I’m always recommending that people write whitepapers. For instance, in Using Your College Skills to Succeed After College and What To Do About Being (Temporarily) Pretty.
Here’s a conversation that happened recently between me and a bullicorn I’ll call Bosslady:
Bosslady: Random question: you mention whitepapers sometimes. Do you have any favorites? I’ve never written one and I think the reason is that I’ve never read one I really liked. I’m thinking of trying to get my team at work to write some and I need inspiration.
Jen: I actually don’t think I’ve read any whitepapers in maybe a few years. But it was back when I wrote one in 2002 that I realized how much people lose their shit for them. Mine was pretty simple, but people kept saying “I passed this on to my boss!” or “I used this in a meeting.” As late as 2008, I received a request to use my whitepaper in a graduate level course reader at California Polytechnic. (I said yes, of course. What I wanted to say was, “This was written by a philosophy major who doesn’t have an MBA. Enjoy!”) As late as 2011, I had a GMAT student tell me he used my whitepaper at work.
So, here is my whitepaper from 2002. It’s dated, of course (but not as much as you’d think!) You can also see that it’s not that long, and pretty informally written. Way easier than writing papers in college. This is all it takes to get people to pass your shit around.

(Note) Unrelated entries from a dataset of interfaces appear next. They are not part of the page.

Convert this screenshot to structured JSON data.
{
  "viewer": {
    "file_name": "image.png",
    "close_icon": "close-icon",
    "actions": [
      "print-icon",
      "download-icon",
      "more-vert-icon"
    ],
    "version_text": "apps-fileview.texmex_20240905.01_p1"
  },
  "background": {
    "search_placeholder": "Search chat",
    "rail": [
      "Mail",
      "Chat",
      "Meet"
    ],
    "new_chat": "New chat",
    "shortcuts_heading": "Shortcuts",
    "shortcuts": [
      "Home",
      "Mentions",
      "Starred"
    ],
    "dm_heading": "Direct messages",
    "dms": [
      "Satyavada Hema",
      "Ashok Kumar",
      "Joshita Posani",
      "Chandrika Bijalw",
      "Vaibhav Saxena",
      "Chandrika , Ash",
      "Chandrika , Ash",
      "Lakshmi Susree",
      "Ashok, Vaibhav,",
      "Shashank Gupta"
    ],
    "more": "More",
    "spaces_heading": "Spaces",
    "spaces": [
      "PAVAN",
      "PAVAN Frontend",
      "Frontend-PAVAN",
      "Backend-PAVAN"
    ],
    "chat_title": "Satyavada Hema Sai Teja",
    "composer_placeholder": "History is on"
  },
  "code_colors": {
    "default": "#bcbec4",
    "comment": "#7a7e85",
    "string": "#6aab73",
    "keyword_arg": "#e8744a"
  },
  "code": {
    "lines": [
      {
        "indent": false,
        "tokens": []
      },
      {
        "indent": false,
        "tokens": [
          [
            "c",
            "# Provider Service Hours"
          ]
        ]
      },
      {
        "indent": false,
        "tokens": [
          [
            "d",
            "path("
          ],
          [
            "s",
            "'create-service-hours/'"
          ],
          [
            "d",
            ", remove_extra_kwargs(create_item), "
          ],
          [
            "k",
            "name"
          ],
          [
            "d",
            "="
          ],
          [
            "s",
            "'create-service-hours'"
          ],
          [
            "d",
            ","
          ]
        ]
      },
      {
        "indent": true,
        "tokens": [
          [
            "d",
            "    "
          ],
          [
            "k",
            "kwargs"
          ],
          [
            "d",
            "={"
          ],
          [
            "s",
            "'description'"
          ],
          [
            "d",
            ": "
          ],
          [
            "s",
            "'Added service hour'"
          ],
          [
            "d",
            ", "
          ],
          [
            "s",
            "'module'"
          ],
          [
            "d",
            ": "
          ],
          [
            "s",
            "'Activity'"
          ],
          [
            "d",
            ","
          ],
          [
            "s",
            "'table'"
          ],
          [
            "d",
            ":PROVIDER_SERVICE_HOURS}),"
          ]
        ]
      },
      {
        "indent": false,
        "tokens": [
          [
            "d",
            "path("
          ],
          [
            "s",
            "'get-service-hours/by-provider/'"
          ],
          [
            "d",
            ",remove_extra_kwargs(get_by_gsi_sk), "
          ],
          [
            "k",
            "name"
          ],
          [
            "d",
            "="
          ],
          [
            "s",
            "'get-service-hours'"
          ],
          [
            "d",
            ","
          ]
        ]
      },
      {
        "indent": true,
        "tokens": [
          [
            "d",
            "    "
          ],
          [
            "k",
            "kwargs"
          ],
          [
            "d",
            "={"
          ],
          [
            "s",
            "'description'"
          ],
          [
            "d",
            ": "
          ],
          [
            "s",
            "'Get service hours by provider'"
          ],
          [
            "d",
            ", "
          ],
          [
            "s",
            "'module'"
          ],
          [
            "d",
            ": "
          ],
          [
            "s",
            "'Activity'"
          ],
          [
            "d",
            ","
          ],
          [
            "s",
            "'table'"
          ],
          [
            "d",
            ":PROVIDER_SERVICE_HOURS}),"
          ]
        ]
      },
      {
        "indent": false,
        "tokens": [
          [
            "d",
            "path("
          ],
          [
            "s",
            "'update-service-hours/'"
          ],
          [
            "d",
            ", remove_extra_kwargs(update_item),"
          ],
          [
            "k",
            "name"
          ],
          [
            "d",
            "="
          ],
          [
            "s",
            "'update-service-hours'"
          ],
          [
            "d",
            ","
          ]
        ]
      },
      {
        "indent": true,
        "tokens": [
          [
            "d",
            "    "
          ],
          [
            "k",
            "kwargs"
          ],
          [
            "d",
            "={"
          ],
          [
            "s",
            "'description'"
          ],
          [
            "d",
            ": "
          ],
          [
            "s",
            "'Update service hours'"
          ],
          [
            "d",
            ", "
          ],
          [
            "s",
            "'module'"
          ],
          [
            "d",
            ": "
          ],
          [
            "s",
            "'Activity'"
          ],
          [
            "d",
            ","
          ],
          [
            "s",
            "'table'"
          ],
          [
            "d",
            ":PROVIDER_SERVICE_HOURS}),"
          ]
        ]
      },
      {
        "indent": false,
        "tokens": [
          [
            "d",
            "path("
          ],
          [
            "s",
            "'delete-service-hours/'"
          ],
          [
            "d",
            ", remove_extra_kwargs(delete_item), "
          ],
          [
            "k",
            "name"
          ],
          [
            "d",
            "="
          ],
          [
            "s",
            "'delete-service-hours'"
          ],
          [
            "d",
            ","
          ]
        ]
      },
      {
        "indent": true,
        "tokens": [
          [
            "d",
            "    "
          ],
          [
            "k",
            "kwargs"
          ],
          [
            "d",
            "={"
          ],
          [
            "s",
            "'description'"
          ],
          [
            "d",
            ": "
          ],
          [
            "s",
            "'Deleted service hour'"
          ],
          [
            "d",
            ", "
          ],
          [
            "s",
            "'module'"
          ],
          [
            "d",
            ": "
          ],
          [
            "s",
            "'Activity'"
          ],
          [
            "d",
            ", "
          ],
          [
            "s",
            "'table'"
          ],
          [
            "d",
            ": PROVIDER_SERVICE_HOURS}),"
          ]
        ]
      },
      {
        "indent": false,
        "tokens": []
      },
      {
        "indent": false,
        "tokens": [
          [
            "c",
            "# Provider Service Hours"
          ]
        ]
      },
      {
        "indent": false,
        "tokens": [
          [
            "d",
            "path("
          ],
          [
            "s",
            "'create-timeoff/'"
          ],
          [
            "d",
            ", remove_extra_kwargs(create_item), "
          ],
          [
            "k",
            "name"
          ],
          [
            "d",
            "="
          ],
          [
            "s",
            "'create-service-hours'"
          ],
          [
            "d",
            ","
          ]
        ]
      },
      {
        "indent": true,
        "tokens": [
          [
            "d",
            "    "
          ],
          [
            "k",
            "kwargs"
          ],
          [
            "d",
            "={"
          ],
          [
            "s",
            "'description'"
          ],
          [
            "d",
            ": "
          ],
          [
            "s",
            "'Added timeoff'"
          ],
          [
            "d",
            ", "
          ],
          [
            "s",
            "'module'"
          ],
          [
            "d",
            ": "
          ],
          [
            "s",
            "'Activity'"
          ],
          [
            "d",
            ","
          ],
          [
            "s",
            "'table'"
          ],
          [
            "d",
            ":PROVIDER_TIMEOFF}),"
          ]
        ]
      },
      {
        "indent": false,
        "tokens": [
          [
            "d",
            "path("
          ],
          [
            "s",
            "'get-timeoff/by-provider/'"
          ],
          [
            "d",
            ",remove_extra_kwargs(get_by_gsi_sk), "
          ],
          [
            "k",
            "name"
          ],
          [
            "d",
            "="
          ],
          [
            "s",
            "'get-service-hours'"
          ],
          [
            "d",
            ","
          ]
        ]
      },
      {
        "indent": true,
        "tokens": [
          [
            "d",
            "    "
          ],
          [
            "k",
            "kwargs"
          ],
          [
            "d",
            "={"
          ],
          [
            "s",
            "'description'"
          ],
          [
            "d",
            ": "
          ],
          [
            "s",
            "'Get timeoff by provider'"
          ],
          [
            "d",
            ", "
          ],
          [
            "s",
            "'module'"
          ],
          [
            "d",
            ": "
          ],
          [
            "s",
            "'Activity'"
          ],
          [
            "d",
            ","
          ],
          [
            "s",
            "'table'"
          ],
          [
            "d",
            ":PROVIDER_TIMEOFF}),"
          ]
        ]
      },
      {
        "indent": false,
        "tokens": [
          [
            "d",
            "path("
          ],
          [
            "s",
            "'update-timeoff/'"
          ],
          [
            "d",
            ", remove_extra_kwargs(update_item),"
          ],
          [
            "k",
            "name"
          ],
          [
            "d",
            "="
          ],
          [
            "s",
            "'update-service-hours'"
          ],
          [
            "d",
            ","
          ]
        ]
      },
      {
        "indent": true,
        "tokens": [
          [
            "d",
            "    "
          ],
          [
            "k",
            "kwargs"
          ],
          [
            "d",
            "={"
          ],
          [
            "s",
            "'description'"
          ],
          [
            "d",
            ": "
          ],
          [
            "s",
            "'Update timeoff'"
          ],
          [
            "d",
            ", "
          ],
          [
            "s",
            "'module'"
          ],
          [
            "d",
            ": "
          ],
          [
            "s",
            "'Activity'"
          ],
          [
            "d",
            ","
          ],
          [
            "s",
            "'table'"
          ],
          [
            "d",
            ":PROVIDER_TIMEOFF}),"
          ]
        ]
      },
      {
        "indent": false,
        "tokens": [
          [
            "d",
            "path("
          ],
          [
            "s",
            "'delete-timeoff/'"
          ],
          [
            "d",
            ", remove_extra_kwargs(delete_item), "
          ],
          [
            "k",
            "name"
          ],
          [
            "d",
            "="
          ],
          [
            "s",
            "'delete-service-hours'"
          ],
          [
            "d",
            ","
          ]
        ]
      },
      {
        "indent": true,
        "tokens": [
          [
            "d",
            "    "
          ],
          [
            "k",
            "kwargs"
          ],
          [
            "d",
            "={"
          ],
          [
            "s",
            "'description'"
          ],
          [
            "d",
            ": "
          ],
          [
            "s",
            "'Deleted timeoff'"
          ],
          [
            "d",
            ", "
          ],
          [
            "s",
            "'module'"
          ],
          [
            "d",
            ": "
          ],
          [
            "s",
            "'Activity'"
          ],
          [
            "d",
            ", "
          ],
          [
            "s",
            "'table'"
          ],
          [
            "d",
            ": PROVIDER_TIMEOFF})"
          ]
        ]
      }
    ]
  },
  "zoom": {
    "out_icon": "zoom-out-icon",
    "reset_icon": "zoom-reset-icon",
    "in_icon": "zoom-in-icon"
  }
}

So many whitepapers I’ve vaguely clicked on have been really blatant sales pitches, so one that’s a little more academic (plain, less cheesy) really stands out.